Mosby proposes reforms in probing police misconduct
Plan includes giving police powers to investigators for state’s attorney’s office
Baltimore State’s Attorney Marilyn J. Mosby proposed a slate of reforms Thursday for investigating and prosecuting police officers accused of misconduct, citing her failure to convict a single officer in the Freddie Gray case as her motivation.
“Equality must be a felt reality” in Baltimore, said Mosby, adding that her proposed reforms — including giving investigators in her office police powers and prosecutors the right to reject a criminal defendant’s request for a bench trial — would go a long way toward leveling the playing field between regular citizens and police officers accused of similar offenses.
Mosby said she had challenged a “long-standing protective norm” in charging the six Baltimore officers in Gray’s arrest and death, and ended up learning “hard, valuable and challenging lessons” about the need for institutional change.
Gray, 25, died a week after suffering spinal injuries in the back of a police transport van in April 2015. Three officers were acquitted of charges including misconduct in office, manslaughter and murder, and charges were dropped against the other three.
Mosby said her proposals, produced after “convening and consulting prosecutors around the country,” were aimed at “opening a dialogue about the role that prosecutors, police and community members play when citizens are seriously injured or killed during interactions with police departments.”
“Having learned the hard way through firsthand experience, when allegations of police misconduct arise, prosecutors are seen too often as protective of police and unlikely to prosecute cases of wrongdoing,” Mosby said during an announcement at Coppin State University.
The first of Mosby’s proposals calls for replacing the Police Department’s Special Investigation Response Team, which responds to all incidents in which officers use significant force, with a “collaborative investigative team” made up of a police investigator, an investigator from her office, a Maryland State Police investigator and a Civilian Review Board investigator.
Another proposal calls for the crossdesignation of federal prosecutors as potential partners in bringing state charges against police officers, while another calls for the immediate inclusion of at least two citizens on trial boards that hear officer misconduct charges at the administrative level.

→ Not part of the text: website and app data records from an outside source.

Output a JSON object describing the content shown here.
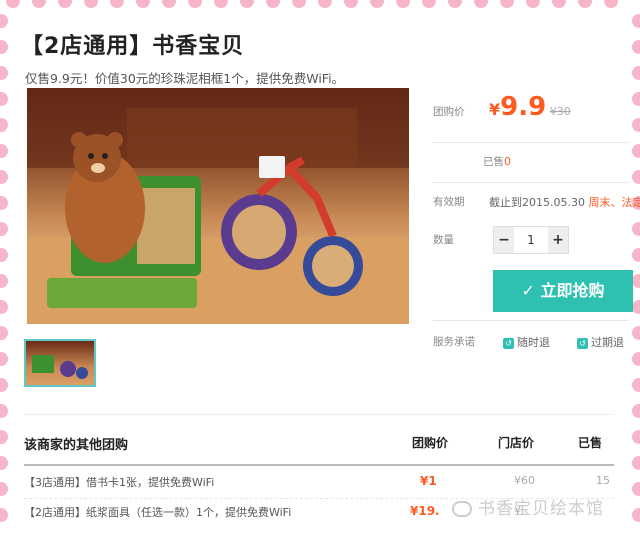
{
  "deal": {
    "title": "【2店通用】书香宝贝",
    "subtitle": "仅售9.9元！价值30元的珍珠泥相框1个，提供免费WiFi。"
  },
  "info": {
    "price_label": "团购价",
    "currency": "¥",
    "price": "9.9",
    "original_price": "¥30",
    "sold_label": "已售",
    "sold_count": "0",
    "validity_label": "有效期",
    "validity_value": "截止到2015.05.30",
    "validity_extra": "周末、法定",
    "quantity_label": "数量",
    "quantity_value": "1",
    "minus": "−",
    "plus": "+",
    "buy_label": "立即抢购",
    "service_label": "服务承诺",
    "service_1": "随时退",
    "service_2": "过期退"
  },
  "other": {
    "heading": "该商家的其他团购",
    "col_price": "团购价",
    "col_store": "门店价",
    "col_sold": "已售",
    "rows": [
      {
        "name": "【3店通用】借书卡1张，提供免费WiFi",
        "price": "¥1",
        "store": "¥60",
        "sold": "15"
      },
      {
        "name": "【2店通用】纸浆面具（任选一款）1个，提供免费WiFi",
        "price": "¥19.",
        "store": "¥",
        "sold": ""
      }
    ]
  },
  "watermark": "书香宝贝绘本馆",
  "colors": {
    "accent": "#2ec1b2",
    "price": "#ff5a1f",
    "dots": "#f7b6c8"
  }
}
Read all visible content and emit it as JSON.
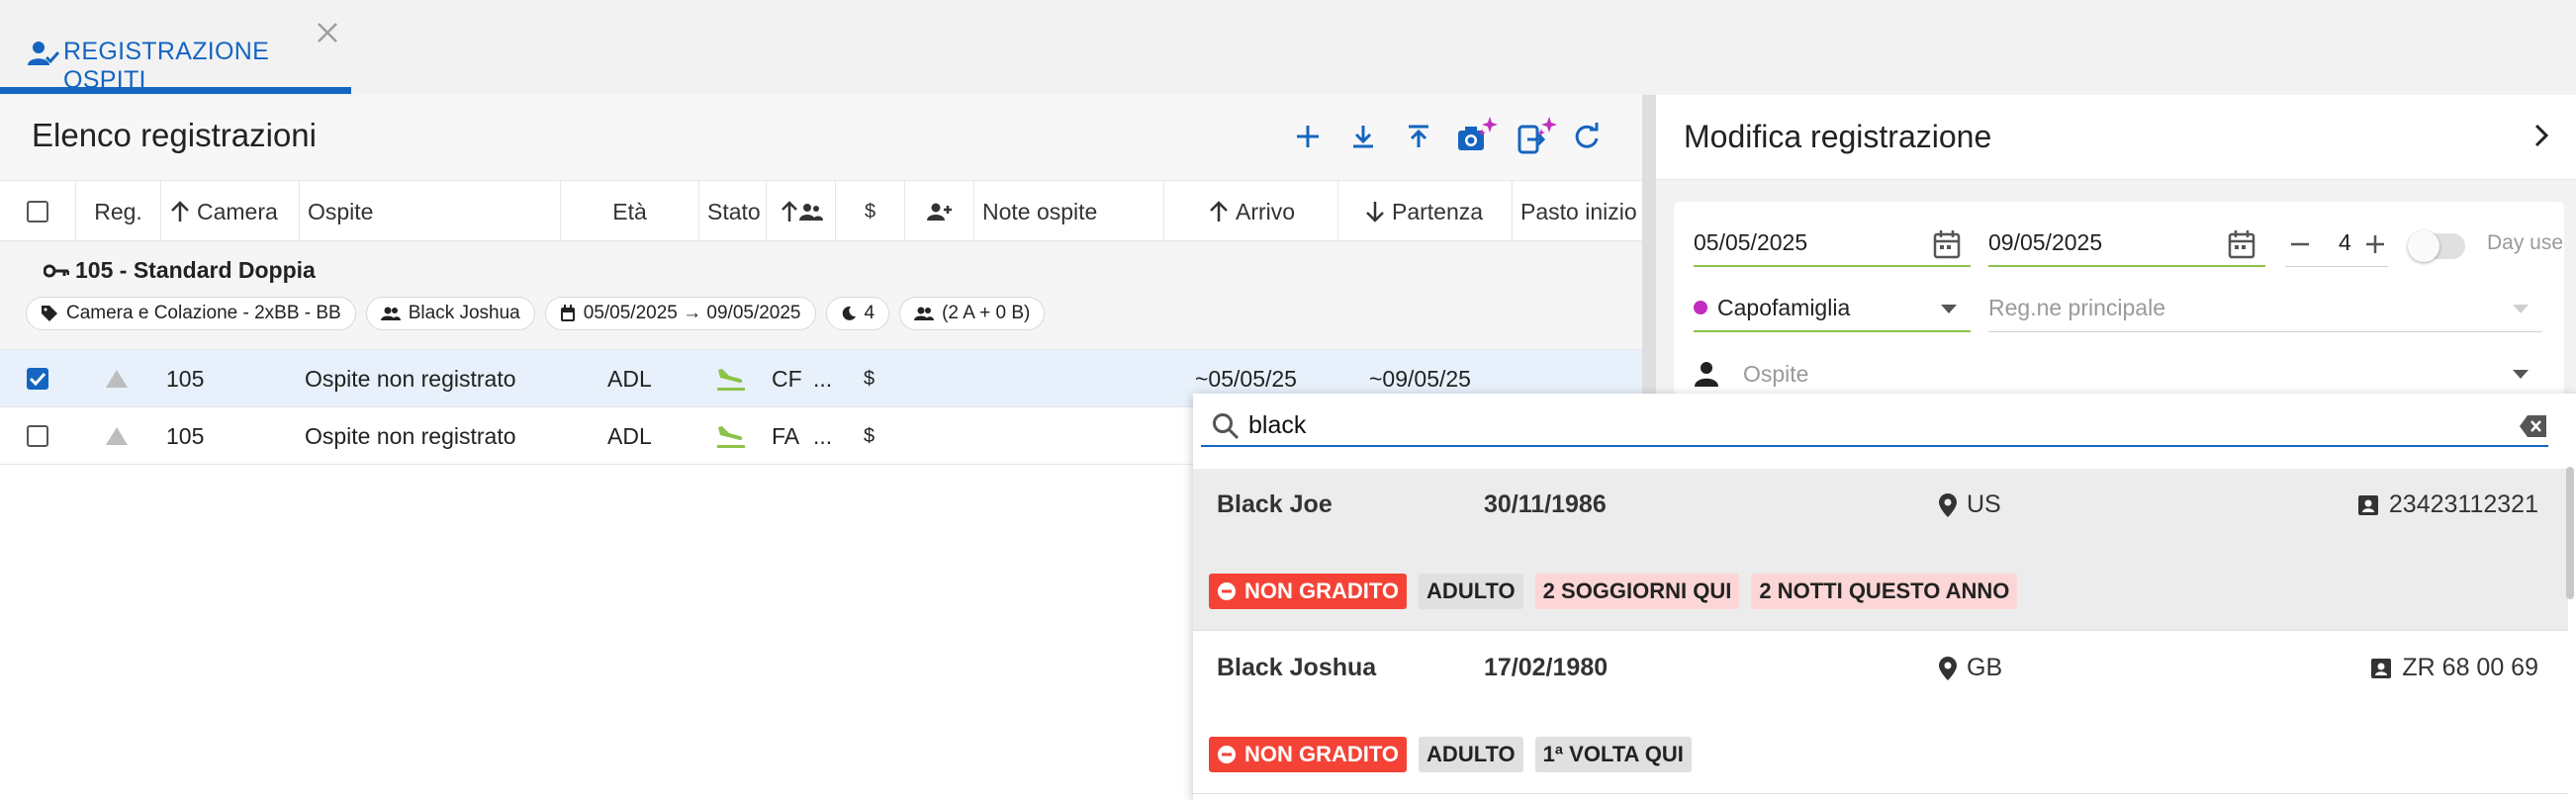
{
  "tab": {
    "label": "REGISTRAZIONE OSPITI"
  },
  "left": {
    "title": "Elenco registrazioni",
    "columns": {
      "reg": "Reg.",
      "camera": "Camera",
      "ospite": "Ospite",
      "eta": "Età",
      "stato": "Stato",
      "currency": "$",
      "note": "Note ospite",
      "arrivo": "Arrivo",
      "partenza": "Partenza",
      "pasto": "Pasto inizio"
    },
    "group": {
      "title": "105 - Standard Doppia",
      "chips": {
        "rate": "Camera e Colazione - 2xBB - BB",
        "guest": "Black Joshua",
        "dates": "05/05/2025 → 09/05/2025",
        "nights": "4",
        "pax": "(2 A + 0 B)"
      }
    },
    "rows": [
      {
        "camera": "105",
        "ospite": "Ospite non registrato",
        "eta": "ADL",
        "type": "CF",
        "ellipsis": "...",
        "currency": "$",
        "arrivo": "~05/05/25",
        "partenza": "~09/05/25"
      },
      {
        "camera": "105",
        "ospite": "Ospite non registrato",
        "eta": "ADL",
        "type": "FA",
        "ellipsis": "...",
        "currency": "$"
      }
    ]
  },
  "right": {
    "title": "Modifica registrazione",
    "form": {
      "date_from": "05/05/2025",
      "date_to": "09/05/2025",
      "nights": "4",
      "day_use": "Day use",
      "role": "Capofamiglia",
      "main_reg_placeholder": "Reg.ne principale",
      "guest_placeholder": "Ospite"
    }
  },
  "dropdown": {
    "search_value": "black",
    "results": [
      {
        "name": "Black Joe",
        "dob": "30/11/1986",
        "country": "US",
        "doc": "23423112321",
        "badges": {
          "b1": "NON GRADITO",
          "b2": "ADULTO",
          "b3": "2 SOGGIORNI QUI",
          "b4": "2 NOTTI QUESTO ANNO"
        }
      },
      {
        "name": "Black Joshua",
        "dob": "17/02/1980",
        "country": "GB",
        "doc": "ZR 68 00 69",
        "badges": {
          "b1": "NON GRADITO",
          "b2": "ADULTO",
          "b3": "1ª VOLTA QUI"
        }
      }
    ]
  },
  "colors": {
    "primary": "#1565c0",
    "accent_green": "#8bc34a",
    "danger": "#f44336",
    "magenta": "#c12cc1"
  }
}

The latter has been a top priority of activists in Baltimore but opposed by the police union.
In response to the proposals, Police Commissioner Kevin Davis said in a statement that his department “will consider all recommendations that serve to improve our processes and enhance our reputation in the community.”
The likelihood of Mosby’s proposals being adopted or turned into law is unclear, though some would face an uphill battle in Annapolis.
Attorneys for the officers charged in the Gray case have previously bristled at Mosby’s suggestion that the outcome of the cases may have been different if federal prosecutors were in charge and could force a jury trial rather than a bench trial.
“Quite honestly, I think all of us would have welcomed the opportunity to try this case in front of a federal jury,” said Catherine Flynn, an attorney for Officer Garrett Miller, whose charges were dropped.
Baltimore City State’s Attorney Marilyn J. Mosby speaks Thursday at Coppin State University about her policy reform proposals for investigating and prosecuting police misconduct.